_Assigned task:_
The entries need to be copied exactly.

_Material to process:_
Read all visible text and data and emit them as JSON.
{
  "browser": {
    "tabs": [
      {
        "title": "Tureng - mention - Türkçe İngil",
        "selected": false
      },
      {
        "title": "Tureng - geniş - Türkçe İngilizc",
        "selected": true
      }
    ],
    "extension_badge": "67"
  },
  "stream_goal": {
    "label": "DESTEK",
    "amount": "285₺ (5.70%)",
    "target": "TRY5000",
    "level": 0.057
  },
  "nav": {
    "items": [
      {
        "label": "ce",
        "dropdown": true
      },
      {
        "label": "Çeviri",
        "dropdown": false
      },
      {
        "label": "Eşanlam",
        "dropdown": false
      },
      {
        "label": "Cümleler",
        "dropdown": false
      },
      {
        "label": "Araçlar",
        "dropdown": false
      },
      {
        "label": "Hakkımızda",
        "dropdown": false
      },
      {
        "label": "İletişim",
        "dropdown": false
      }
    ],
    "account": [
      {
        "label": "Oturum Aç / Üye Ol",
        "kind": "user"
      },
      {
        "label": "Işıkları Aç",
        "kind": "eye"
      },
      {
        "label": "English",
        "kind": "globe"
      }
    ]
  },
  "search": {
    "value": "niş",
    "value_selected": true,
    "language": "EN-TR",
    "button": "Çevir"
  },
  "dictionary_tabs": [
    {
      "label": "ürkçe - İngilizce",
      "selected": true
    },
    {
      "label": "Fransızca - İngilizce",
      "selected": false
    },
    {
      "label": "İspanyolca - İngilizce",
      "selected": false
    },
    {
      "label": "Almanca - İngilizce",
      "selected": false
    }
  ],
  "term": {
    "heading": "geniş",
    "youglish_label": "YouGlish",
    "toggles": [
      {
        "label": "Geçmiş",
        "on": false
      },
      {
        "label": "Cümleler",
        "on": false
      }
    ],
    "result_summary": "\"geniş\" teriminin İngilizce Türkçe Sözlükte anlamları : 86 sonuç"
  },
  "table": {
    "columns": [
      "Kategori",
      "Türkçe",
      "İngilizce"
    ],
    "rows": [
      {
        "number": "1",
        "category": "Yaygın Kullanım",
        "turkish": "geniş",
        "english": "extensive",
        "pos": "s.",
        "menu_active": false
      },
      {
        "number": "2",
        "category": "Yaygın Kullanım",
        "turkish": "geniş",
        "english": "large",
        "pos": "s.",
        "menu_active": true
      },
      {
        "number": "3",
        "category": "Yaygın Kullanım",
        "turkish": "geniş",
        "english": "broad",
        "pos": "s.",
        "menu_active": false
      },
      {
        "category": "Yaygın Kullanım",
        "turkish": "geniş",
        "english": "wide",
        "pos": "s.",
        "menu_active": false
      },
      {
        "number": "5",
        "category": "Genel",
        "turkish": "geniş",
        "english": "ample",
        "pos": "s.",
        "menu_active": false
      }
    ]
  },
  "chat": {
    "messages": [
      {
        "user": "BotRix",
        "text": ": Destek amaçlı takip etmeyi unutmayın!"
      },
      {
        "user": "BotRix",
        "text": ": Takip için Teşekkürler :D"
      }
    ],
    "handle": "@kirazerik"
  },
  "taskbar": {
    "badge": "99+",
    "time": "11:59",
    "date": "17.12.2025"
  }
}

_Task solution:_
Read all visible text and data and emit them as JSON.
{
  "browser": {
    "tabs": [
      {
        "title": "Tureng - mention - Türkçe İngil",
        "selected": false
      },
      {
        "title": "Tureng - geniş - Türkçe İngilizc",
        "selected": true
      }
    ],
    "extension_badge": "67"
  },
  "stream_goal": {
    "label": "DESTEK",
    "amount": "285₺ (5.70%)",
    "target": "TRY5000",
    "level": 0.057
  },
  "nav": {
    "items": [
      {
        "label": "ce",
        "dropdown": true
      },
      {
        "label": "Çeviri",
        "dropdown": false
      },
      {
        "label": "Eşanlam",
        "dropdown": false
      },
      {
        "label": "Cümleler",
        "dropdown": false
      },
      {
        "label": "Araçlar",
        "dropdown": false
      },
      {
        "label": "Hakkımızda",
        "dropdown": false
      },
      {
        "label": "İletişim",
        "dropdown": false
      }
    ],
    "account": [
      {
        "label": "Oturum Aç / Üye Ol",
        "kind": "user"
      },
      {
        "label": "Işıkları Aç",
        "kind": "eye"
      },
      {
        "label": "English",
        "kind": "globe"
      }
    ]
  },
  "search": {
    "value": "niş",
    "value_selected": true,
    "language": "EN-TR",
    "button": "Çevir"
  },
  "dictionary_tabs": [
    {
      "label": "ürkçe - İngilizce",
      "selected": true
    },
    {
      "label": "Fransızca - İngilizce",
      "selected": false
    },
    {
      "label": "İspanyolca - İngilizce",
      "selected": false
    },
    {
      "label": "Almanca - İngilizce",
      "selected": false
    }
  ],
  "term": {
    "heading": "geniş",
    "youglish_label": "YouGlish",
    "toggles": [
      {
        "label": "Geçmiş",
        "on": false
      },
      {
        "label": "Cümleler",
        "on": false
      }
    ],
    "result_summary": "\"geniş\" teriminin İngilizce Türkçe Sözlükte anlamları : 86 sonuç"
  },
  "table": {
    "columns": [
      "Kategori",
      "Türkçe",
      "İngilizce"
    ],
    "rows": [
      {
        "number": "1",
        "category": "Yaygın Kullanım",
        "turkish": "geniş",
        "english": "extensive",
        "pos": "s.",
        "menu_active": false
      },
      {
        "number": "2",
        "category": "Yaygın Kullanım",
        "turkish": "geniş",
        "english": "large",
        "pos": "s.",
        "menu_active": true
      },
      {
        "number": "3",
        "category": "Yaygın Kullanım",
        "turkish": "geniş",
        "english": "broad",
        "pos": "s.",
        "menu_active": false
      },
      {
        "category": "Yaygın Kullanım",
        "turkish": "geniş",
        "english": "wide",
        "pos": "s.",
        "menu_active": false
      },
      {
        "number": "5",
        "category": "Genel",
        "turkish": "geniş",
        "english": "ample",
        "pos": "s.",
        "menu_active": false
      }
    ]
  },
  "chat": {
    "messages": [
      {
        "user": "BotRix",
        "text": ": Destek amaçlı takip etmeyi unutmayın!"
      },
      {
        "user": "BotRix",
        "text": ": Takip için Teşekkürler :D"
      }
    ],
    "handle": "@kirazerik"
  },
  "taskbar": {
    "badge": "99+",
    "time": "11:59",
    "date": "17.12.2025"
  }
}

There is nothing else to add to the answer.